Activity: Would you write out each line of the material below exactly, skipping every picture?

*** Block opens ***

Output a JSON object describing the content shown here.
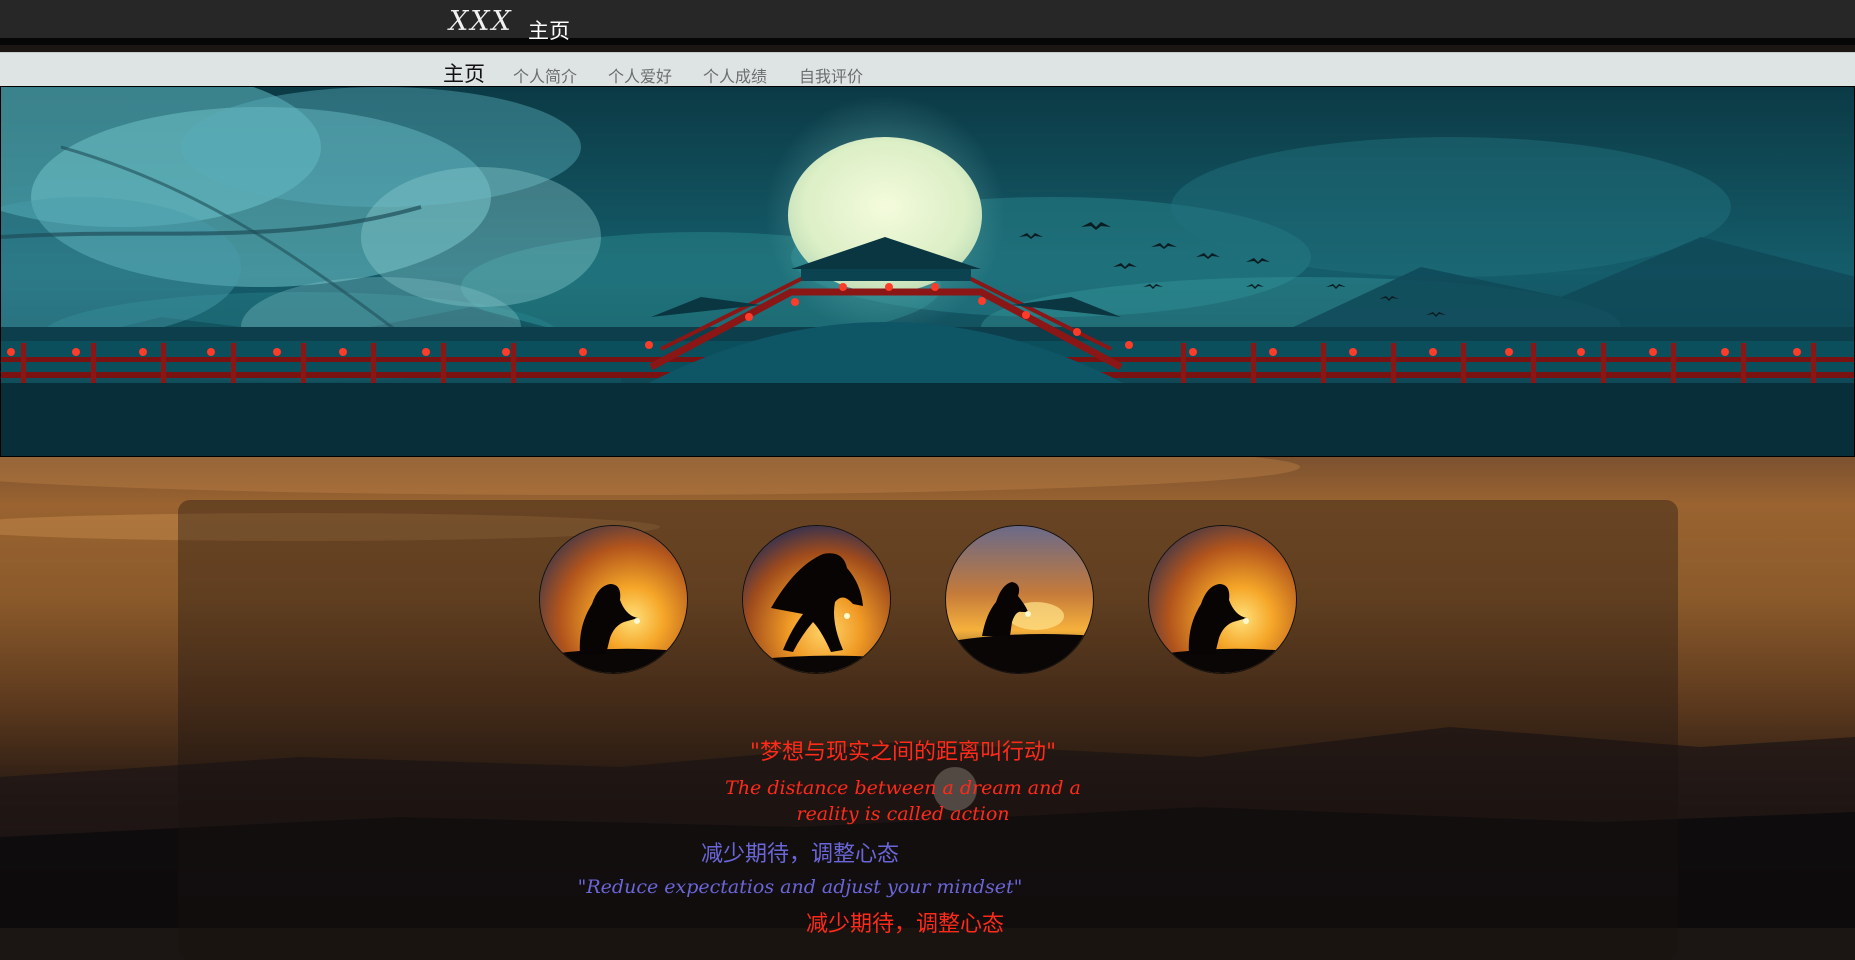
{
  "header": {
    "logo": "XXX",
    "title": "主页"
  },
  "nav": {
    "items": [
      {
        "label": "主页",
        "active": true
      },
      {
        "label": "个人简介",
        "active": false
      },
      {
        "label": "个人爱好",
        "active": false
      },
      {
        "label": "个人成绩",
        "active": false
      },
      {
        "label": "自我评价",
        "active": false
      }
    ]
  },
  "gallery": {
    "count": 4
  },
  "quotes": {
    "q1": "\"梦想与现实之间的距离叫行动\"",
    "q2": "The distance between a dream and a reality is called action",
    "q3": "减少期待，调整心态",
    "q4": "\"Reduce expectatios and adjust your mindset\"",
    "q5": "减少期待，调整心态"
  },
  "colors": {
    "topbar": "#272727",
    "navbar": "#dee3e3",
    "quote_red": "#ff2a1a",
    "quote_blue": "#6a66d8"
  }
}
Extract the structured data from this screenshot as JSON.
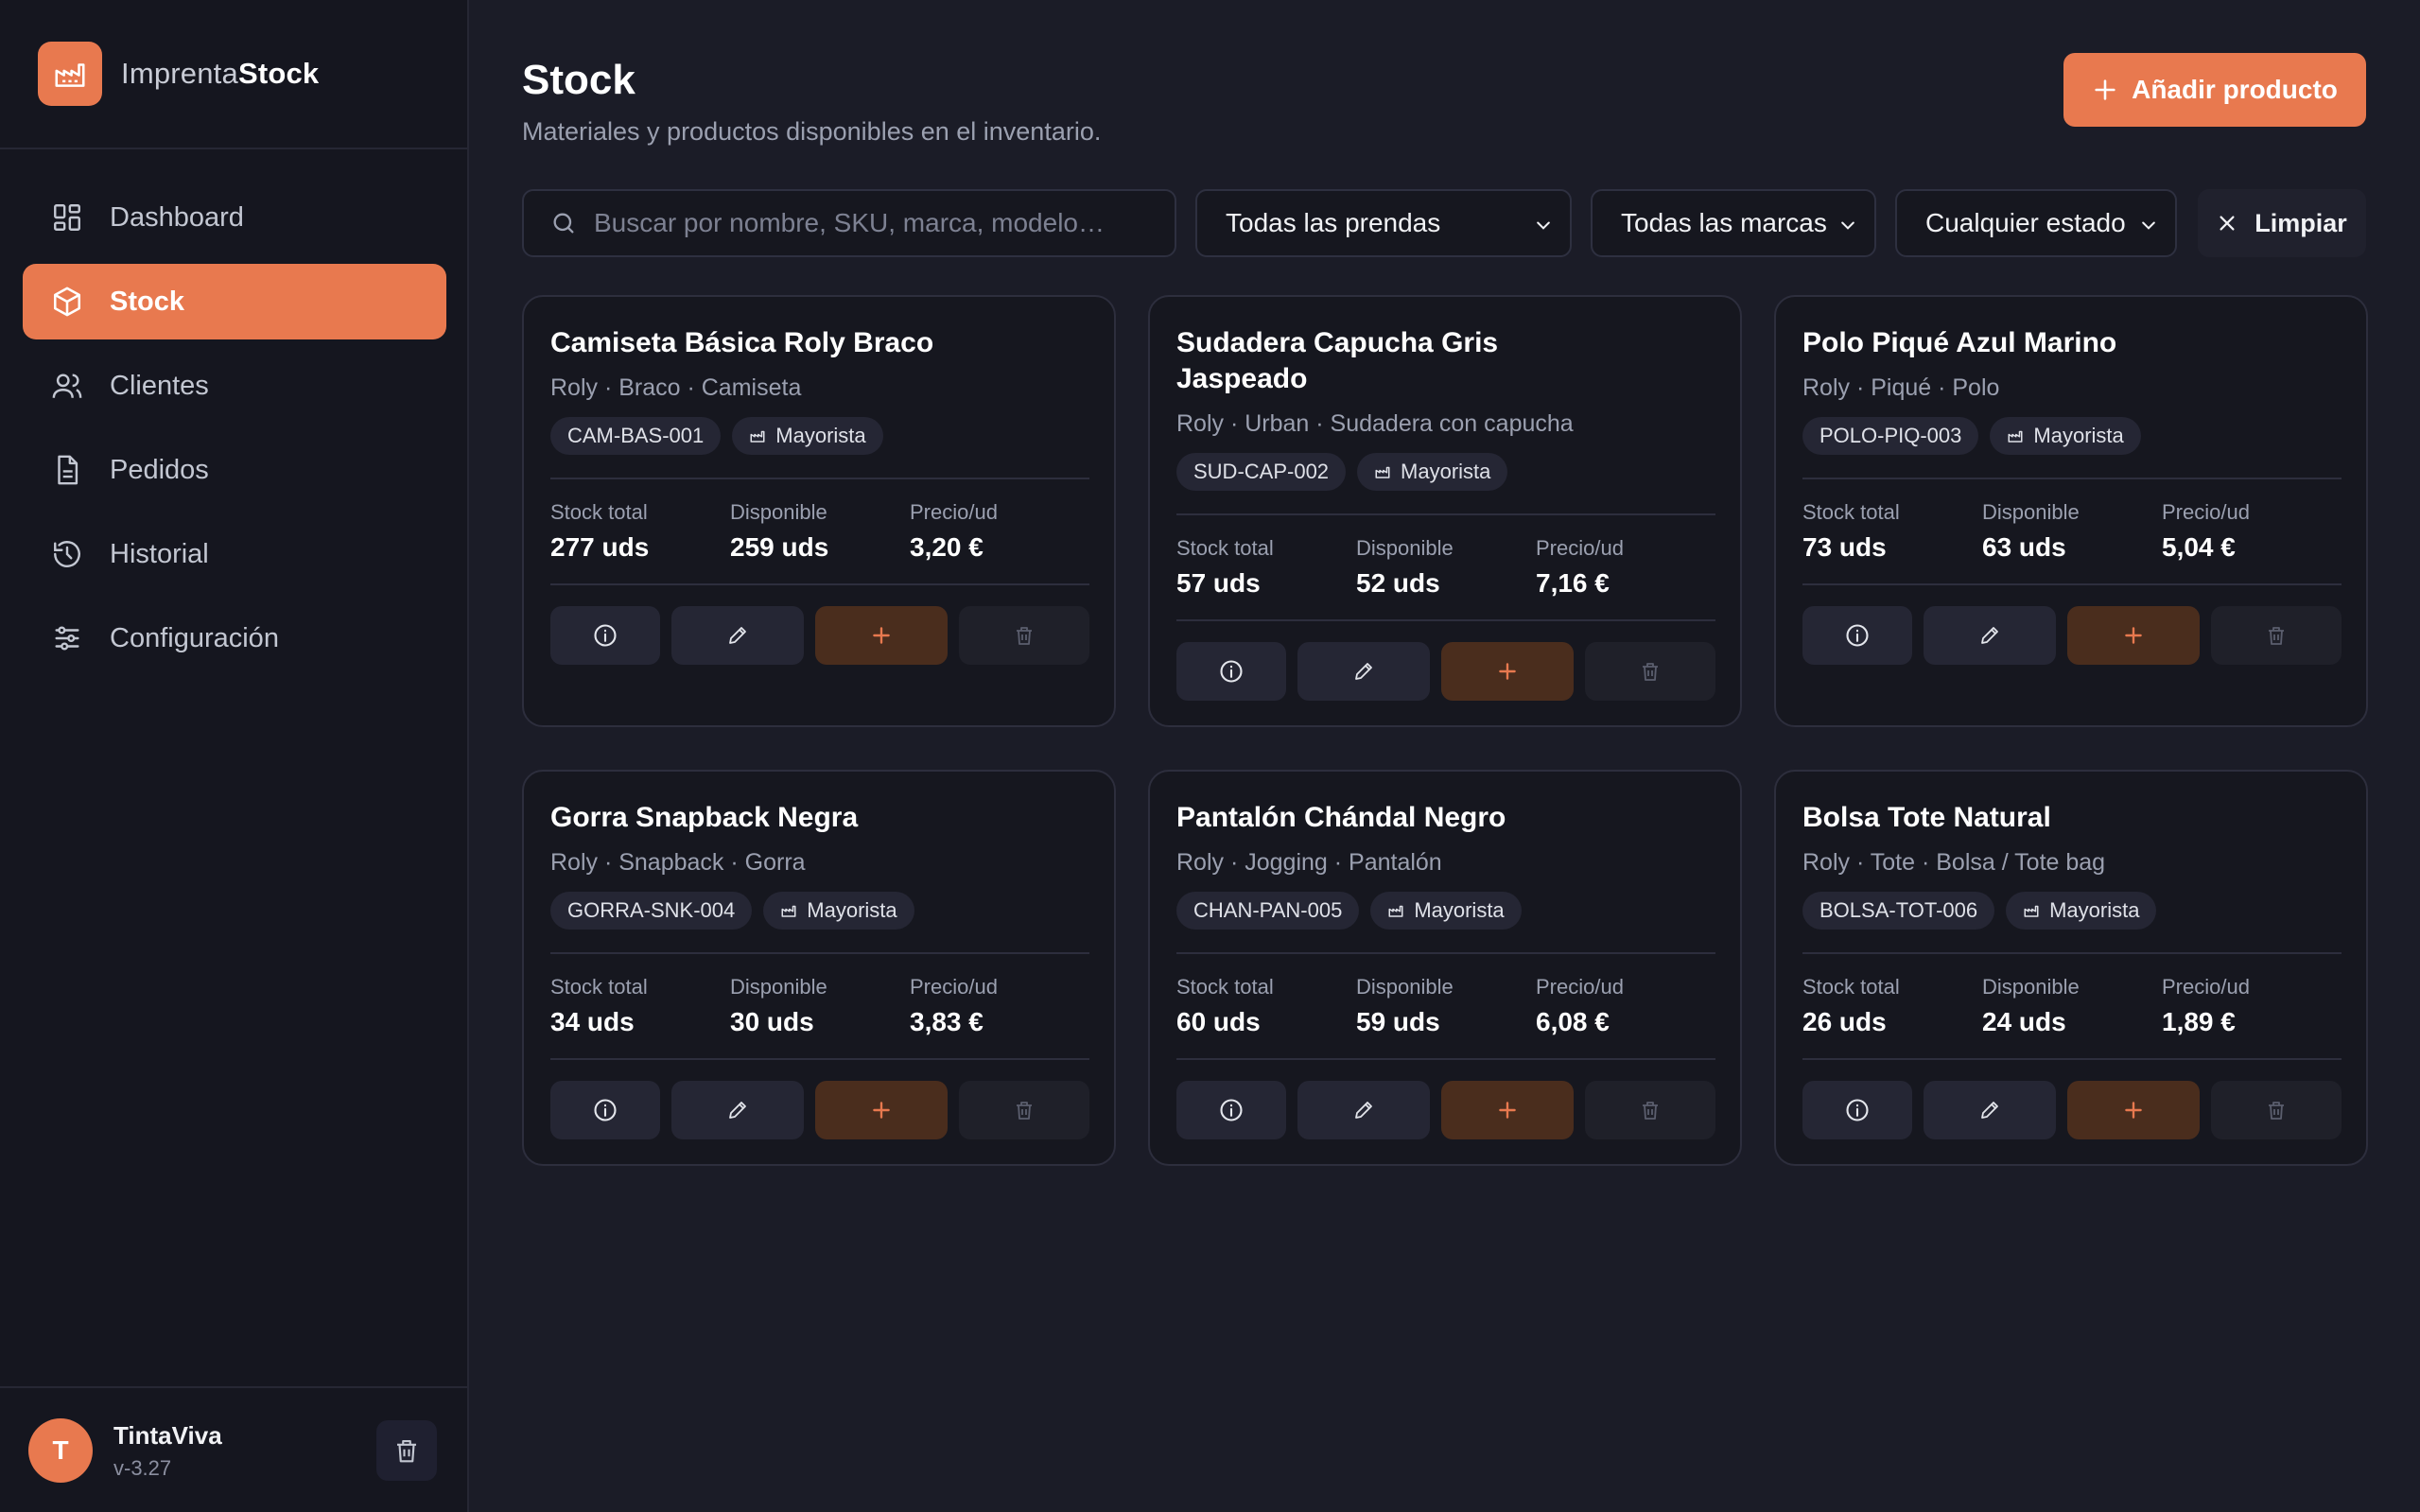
{
  "brand": {
    "name_light": "Imprenta",
    "name_bold": "Stock",
    "icon": "factory-icon"
  },
  "nav": [
    {
      "label": "Dashboard",
      "icon": "dashboard-icon",
      "active": false
    },
    {
      "label": "Stock",
      "icon": "box-icon",
      "active": true
    },
    {
      "label": "Clientes",
      "icon": "users-icon",
      "active": false
    },
    {
      "label": "Pedidos",
      "icon": "document-icon",
      "active": false
    },
    {
      "label": "Historial",
      "icon": "history-icon",
      "active": false
    },
    {
      "label": "Configuración",
      "icon": "sliders-icon",
      "active": false
    }
  ],
  "user": {
    "initial": "T",
    "name": "TintaViva",
    "version": "v-3.27"
  },
  "header": {
    "title": "Stock",
    "subtitle": "Materiales y productos disponibles en el inventario.",
    "add_label": "Añadir producto"
  },
  "filters": {
    "search_placeholder": "Buscar por nombre, SKU, marca, modelo…",
    "prendas": "Todas las prendas",
    "marcas": "Todas las marcas",
    "estado": "Cualquier estado",
    "clear_label": "Limpiar"
  },
  "stat_labels": {
    "total": "Stock total",
    "available": "Disponible",
    "price": "Precio/ud"
  },
  "products": [
    {
      "name": "Camiseta Básica Roly Braco",
      "meta": "Roly · Braco · Camiseta",
      "sku": "CAM-BAS-001",
      "tier": "Mayorista",
      "total": "277 uds",
      "available": "259 uds",
      "price": "3,20 €"
    },
    {
      "name": "Sudadera Capucha Gris Jaspeado",
      "meta": "Roly · Urban · Sudadera con capucha",
      "sku": "SUD-CAP-002",
      "tier": "Mayorista",
      "total": "57 uds",
      "available": "52 uds",
      "price": "7,16 €"
    },
    {
      "name": "Polo Piqué Azul Marino",
      "meta": "Roly · Piqué · Polo",
      "sku": "POLO-PIQ-003",
      "tier": "Mayorista",
      "total": "73 uds",
      "available": "63 uds",
      "price": "5,04 €"
    },
    {
      "name": "Gorra Snapback Negra",
      "meta": "Roly · Snapback · Gorra",
      "sku": "GORRA-SNK-004",
      "tier": "Mayorista",
      "total": "34 uds",
      "available": "30 uds",
      "price": "3,83 €"
    },
    {
      "name": "Pantalón Chándal Negro",
      "meta": "Roly · Jogging · Pantalón",
      "sku": "CHAN-PAN-005",
      "tier": "Mayorista",
      "total": "60 uds",
      "available": "59 uds",
      "price": "6,08 €"
    },
    {
      "name": "Bolsa Tote Natural",
      "meta": "Roly · Tote · Bolsa / Tote bag",
      "sku": "BOLSA-TOT-006",
      "tier": "Mayorista",
      "total": "26 uds",
      "available": "24 uds",
      "price": "1,89 €"
    }
  ],
  "colors": {
    "accent": "#e8794f",
    "background": "#1b1c27",
    "sidebar": "#15161f",
    "card": "#16171f"
  }
}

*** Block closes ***

Task output:
Output a JSON object describing the content shown here.
{
  "header": {
    "logo": "XXX",
    "title": "主页"
  },
  "nav": {
    "items": [
      {
        "label": "主页",
        "active": true
      },
      {
        "label": "个人简介",
        "active": false
      },
      {
        "label": "个人爱好",
        "active": false
      },
      {
        "label": "个人成绩",
        "active": false
      },
      {
        "label": "自我评价",
        "active": false
      }
    ]
  },
  "gallery": {
    "count": 4
  },
  "quotes": {
    "q1": "\"梦想与现实之间的距离叫行动\"",
    "q2": "The distance between a dream and a reality is called action",
    "q3": "减少期待，调整心态",
    "q4": "\"Reduce expectatios and adjust your mindset\"",
    "q5": "减少期待，调整心态"
  },
  "colors": {
    "topbar": "#272727",
    "navbar": "#dee3e3",
    "quote_red": "#ff2a1a",
    "quote_blue": "#6a66d8"
  }
}
Extract the structured data from this screenshot as JSON.
{
  "brand": {
    "name_light": "Imprenta",
    "name_bold": "Stock",
    "icon": "factory-icon"
  },
  "nav": [
    {
      "label": "Dashboard",
      "icon": "dashboard-icon",
      "active": false
    },
    {
      "label": "Stock",
      "icon": "box-icon",
      "active": true
    },
    {
      "label": "Clientes",
      "icon": "users-icon",
      "active": false
    },
    {
      "label": "Pedidos",
      "icon": "document-icon",
      "active": false
    },
    {
      "label": "Historial",
      "icon": "history-icon",
      "active": false
    },
    {
      "label": "Configuración",
      "icon": "sliders-icon",
      "active": false
    }
  ],
  "user": {
    "initial": "T",
    "name": "TintaViva",
    "version": "v-3.27"
  },
  "header": {
    "title": "Stock",
    "subtitle": "Materiales y productos disponibles en el inventario.",
    "add_label": "Añadir producto"
  },
  "filters": {
    "search_placeholder": "Buscar por nombre, SKU, marca, modelo…",
    "prendas": "Todas las prendas",
    "marcas": "Todas las marcas",
    "estado": "Cualquier estado",
    "clear_label": "Limpiar"
  },
  "stat_labels": {
    "total": "Stock total",
    "available": "Disponible",
    "price": "Precio/ud"
  },
  "products": [
    {
      "name": "Camiseta Básica Roly Braco",
      "meta": "Roly · Braco · Camiseta",
      "sku": "CAM-BAS-001",
      "tier": "Mayorista",
      "total": "277 uds",
      "available": "259 uds",
      "price": "3,20 €"
    },
    {
      "name": "Sudadera Capucha Gris Jaspeado",
      "meta": "Roly · Urban · Sudadera con capucha",
      "sku": "SUD-CAP-002",
      "tier": "Mayorista",
      "total": "57 uds",
      "available": "52 uds",
      "price": "7,16 €"
    },
    {
      "name": "Polo Piqué Azul Marino",
      "meta": "Roly · Piqué · Polo",
      "sku": "POLO-PIQ-003",
      "tier": "Mayorista",
      "total": "73 uds",
      "available": "63 uds",
      "price": "5,04 €"
    },
    {
      "name": "Gorra Snapback Negra",
      "meta": "Roly · Snapback · Gorra",
      "sku": "GORRA-SNK-004",
      "tier": "Mayorista",
      "total": "34 uds",
      "available": "30 uds",
      "price": "3,83 €"
    },
    {
      "name": "Pantalón Chándal Negro",
      "meta": "Roly · Jogging · Pantalón",
      "sku": "CHAN-PAN-005",
      "tier": "Mayorista",
      "total": "60 uds",
      "available": "59 uds",
      "price": "6,08 €"
    },
    {
      "name": "Bolsa Tote Natural",
      "meta": "Roly · Tote · Bolsa / Tote bag",
      "sku": "BOLSA-TOT-006",
      "tier": "Mayorista",
      "total": "26 uds",
      "available": "24 uds",
      "price": "1,89 €"
    }
  ],
  "colors": {
    "accent": "#e8794f",
    "background": "#1b1c27",
    "sidebar": "#15161f",
    "card": "#16171f"
  }
}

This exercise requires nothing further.